This post came through my social feed by a friend who is deeply religious. If you ever needed an example of cognitive dissonance, this is perfect.
Understandably, kids will outgrow this belief of the Tooth Fairy, however are still conditioned (by their parents who are theists) to hold true to their religious/spiritual beliefs.
I find this fascinating. It made me wonder where the concept of the Tooth Fairy originated. It turns out that it quite possibly could have been over 1,000 years ago from the Norse tradition of using children's teeth as good luck symbols especially in battle. Instead of just taking them, they paid for them in a fun way. I imagine there were some entrepreneurial Norse who made a tidy sum on the molar market.
Having been raised in a churched family whose Christian faith could not, and would not, promote Santa Claus, and were taught to recognize the mythical fairy tale character, ol' Saint Nicholas, as the furthest thing from a saint, long before grade school, I understand this sentiment fully.
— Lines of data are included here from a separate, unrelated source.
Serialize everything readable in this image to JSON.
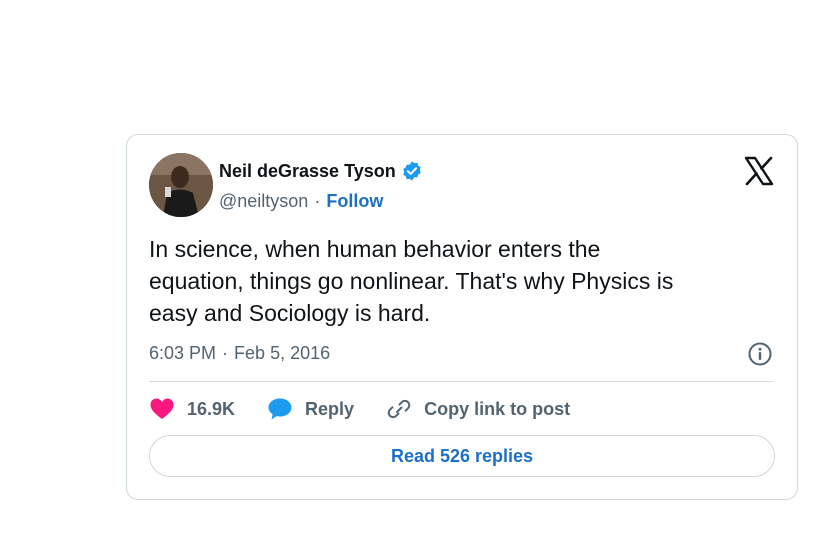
{
  "author": {
    "name": "Neil deGrasse Tyson",
    "handle": "@neiltyson",
    "separator": "·",
    "follow_label": "Follow",
    "verified_color": "#1d9bf0"
  },
  "tweet": {
    "text": "In science, when human behavior  enters the\nequation, things go nonlinear. That's why Physics is\neasy and Sociology is hard.",
    "time": "6:03 PM",
    "date_separator": "·",
    "date": "Feb 5, 2016"
  },
  "actions": {
    "likes_count": "16.9K",
    "reply_label": "Reply",
    "copy_link_label": "Copy link to post",
    "like_color": "#f91880",
    "reply_color": "#1d9bf0"
  },
  "footer": {
    "read_replies_label": "Read 526 replies"
  },
  "icons": {
    "platform": "x-logo-icon",
    "info": "info-icon",
    "like": "heart-icon",
    "reply": "speech-bubble-icon",
    "copy": "link-icon",
    "verified": "verified-badge-icon"
  }
}
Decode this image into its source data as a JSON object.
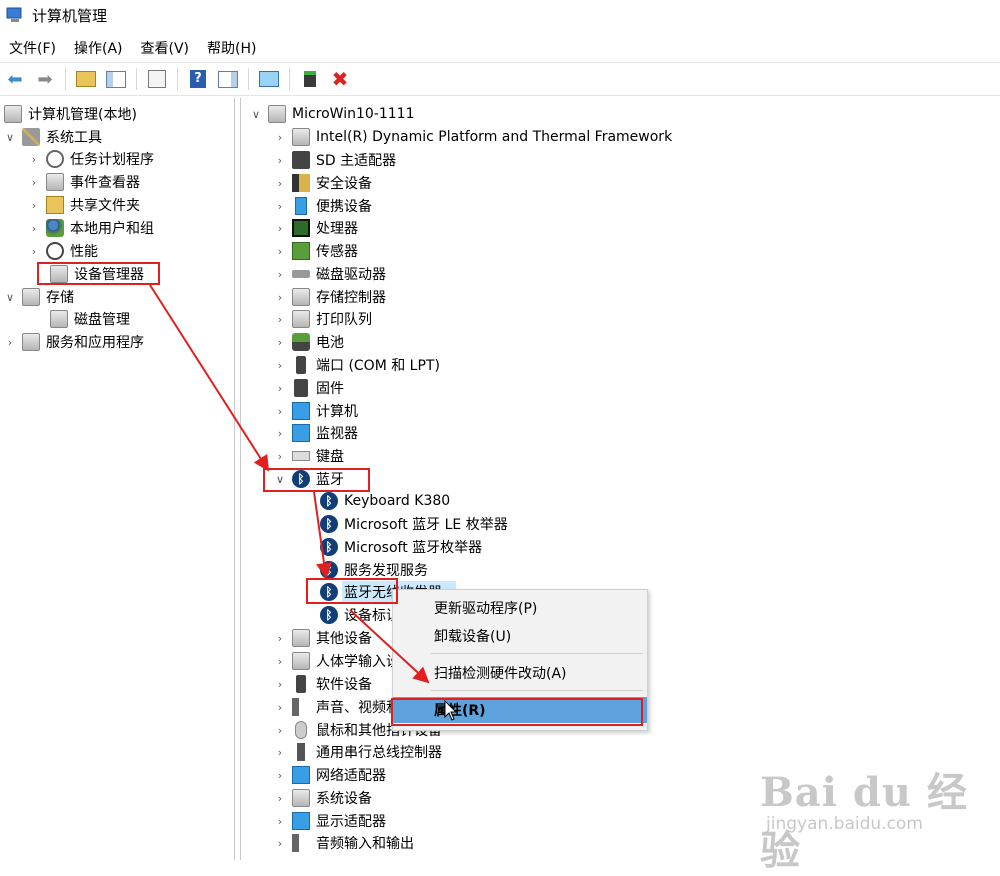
{
  "window": {
    "title": "计算机管理"
  },
  "menu": [
    "文件(F)",
    "操作(A)",
    "查看(V)",
    "帮助(H)"
  ],
  "toolbar": {
    "buttons": [
      {
        "name": "back-button",
        "icon": "arrow-left-icon"
      },
      {
        "name": "forward-button",
        "icon": "arrow-right-icon"
      },
      {
        "name": "up-folder-button",
        "icon": "folder-up-icon"
      },
      {
        "name": "show-hide-tree-button",
        "icon": "console-tree-icon"
      },
      {
        "name": "properties-toolbar-button",
        "icon": "properties-icon"
      },
      {
        "name": "help-button",
        "icon": "help-icon"
      },
      {
        "name": "action-pane-button",
        "icon": "pane-icon"
      },
      {
        "name": "scan-hardware-button",
        "icon": "monitor-scan-icon"
      },
      {
        "name": "update-driver-button",
        "icon": "update-driver-icon"
      },
      {
        "name": "uninstall-button",
        "icon": "red-x-icon"
      }
    ]
  },
  "left_tree": {
    "root": "计算机管理(本地)",
    "system_tools": "系统工具",
    "task_scheduler": "任务计划程序",
    "event_viewer": "事件查看器",
    "shared_folders": "共享文件夹",
    "local_users": "本地用户和组",
    "performance": "性能",
    "device_manager": "设备管理器",
    "storage": "存储",
    "disk_management": "磁盘管理",
    "services_apps": "服务和应用程序"
  },
  "device_tree": {
    "computer_name": "MicroWin10-1111",
    "categories": [
      "Intel(R) Dynamic Platform and Thermal Framework",
      "SD 主适配器",
      "安全设备",
      "便携设备",
      "处理器",
      "传感器",
      "磁盘驱动器",
      "存储控制器",
      "打印队列",
      "电池",
      "端口 (COM 和 LPT)",
      "固件",
      "计算机",
      "监视器",
      "键盘",
      "蓝牙"
    ],
    "bluetooth_children": [
      "Keyboard K380",
      "Microsoft 蓝牙 LE 枚举器",
      "Microsoft 蓝牙枚举器",
      "服务发现服务",
      "蓝牙无线收发器",
      "设备标识服务"
    ],
    "categories_after": [
      "其他设备",
      "人体学输入设备",
      "软件设备",
      "声音、视频和游戏控制器",
      "鼠标和其他指针设备",
      "通用串行总线控制器",
      "网络适配器",
      "系统设备",
      "显示适配器",
      "音频输入和输出"
    ]
  },
  "context_menu": {
    "update_driver": "更新驱动程序(P)",
    "uninstall": "卸载设备(U)",
    "scan": "扫描检测硬件改动(A)",
    "properties": "属性(R)"
  },
  "watermark": {
    "main": "Bai du 经验",
    "sub": "jingyan.baidu.com"
  },
  "colors": {
    "annotation_red": "#e02020",
    "selection_blue": "#cce8ff",
    "menu_highlight": "#5ea3dd",
    "bluetooth_icon": "#123e78"
  }
}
As little kids, we all knew where our gifts came from, as well as who actually put the money under our pillows when we would lose a tooth. And our poor Mom had better not forget, or we'd give her hell the next morning! Having been raised in a faith that was narrow and exclusive in its doctrines, as opposed to being inclusive, made it all the more easier for me to eventually reject the last god standing.
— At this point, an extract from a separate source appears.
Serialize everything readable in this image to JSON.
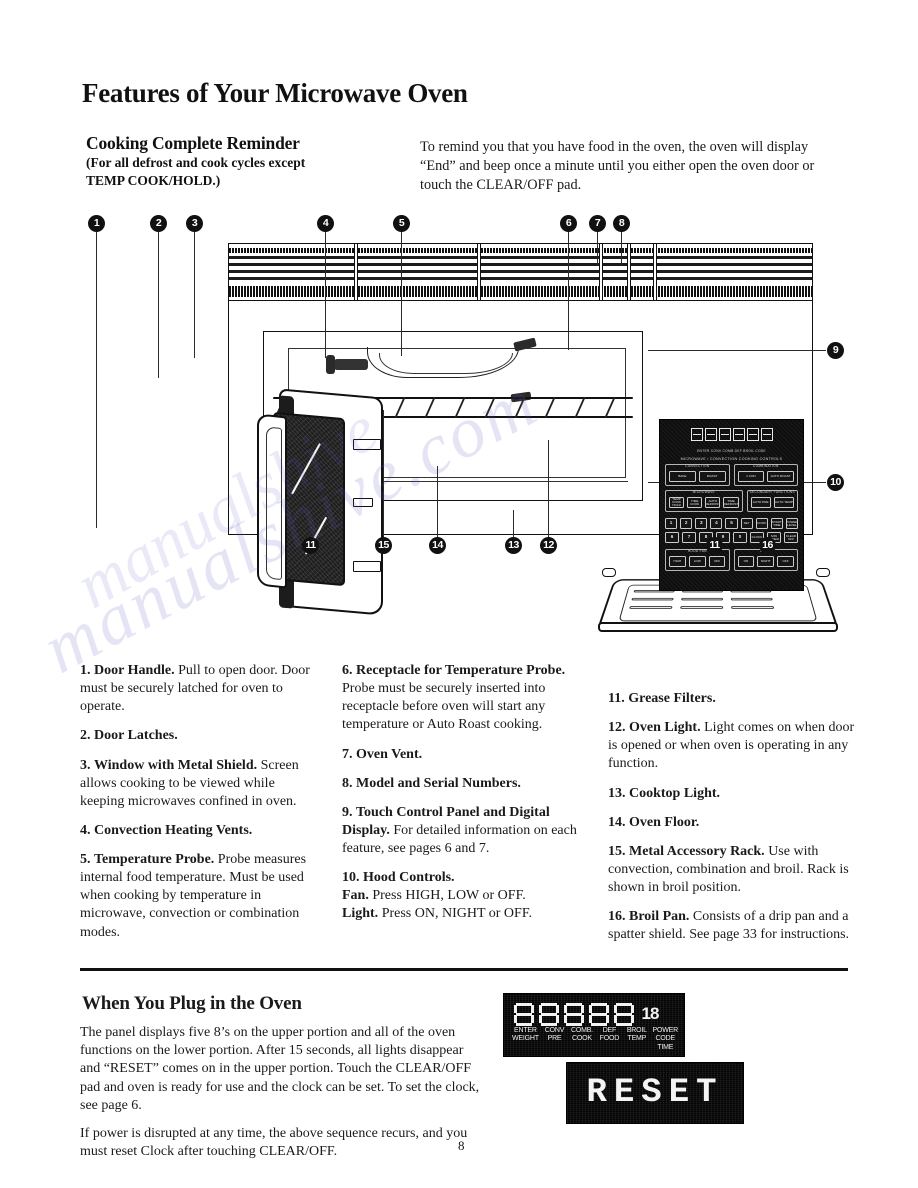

I wouldn't deprive young kids the adventure of believing in fairies. As a child I would sneak a book under the covers at night and when I was put to bed and told to go to sleep I would enter my adventure land and read all about fairies. I turned out all right: sane, thinker, with a creative, artistic mind, and I'm here in this site.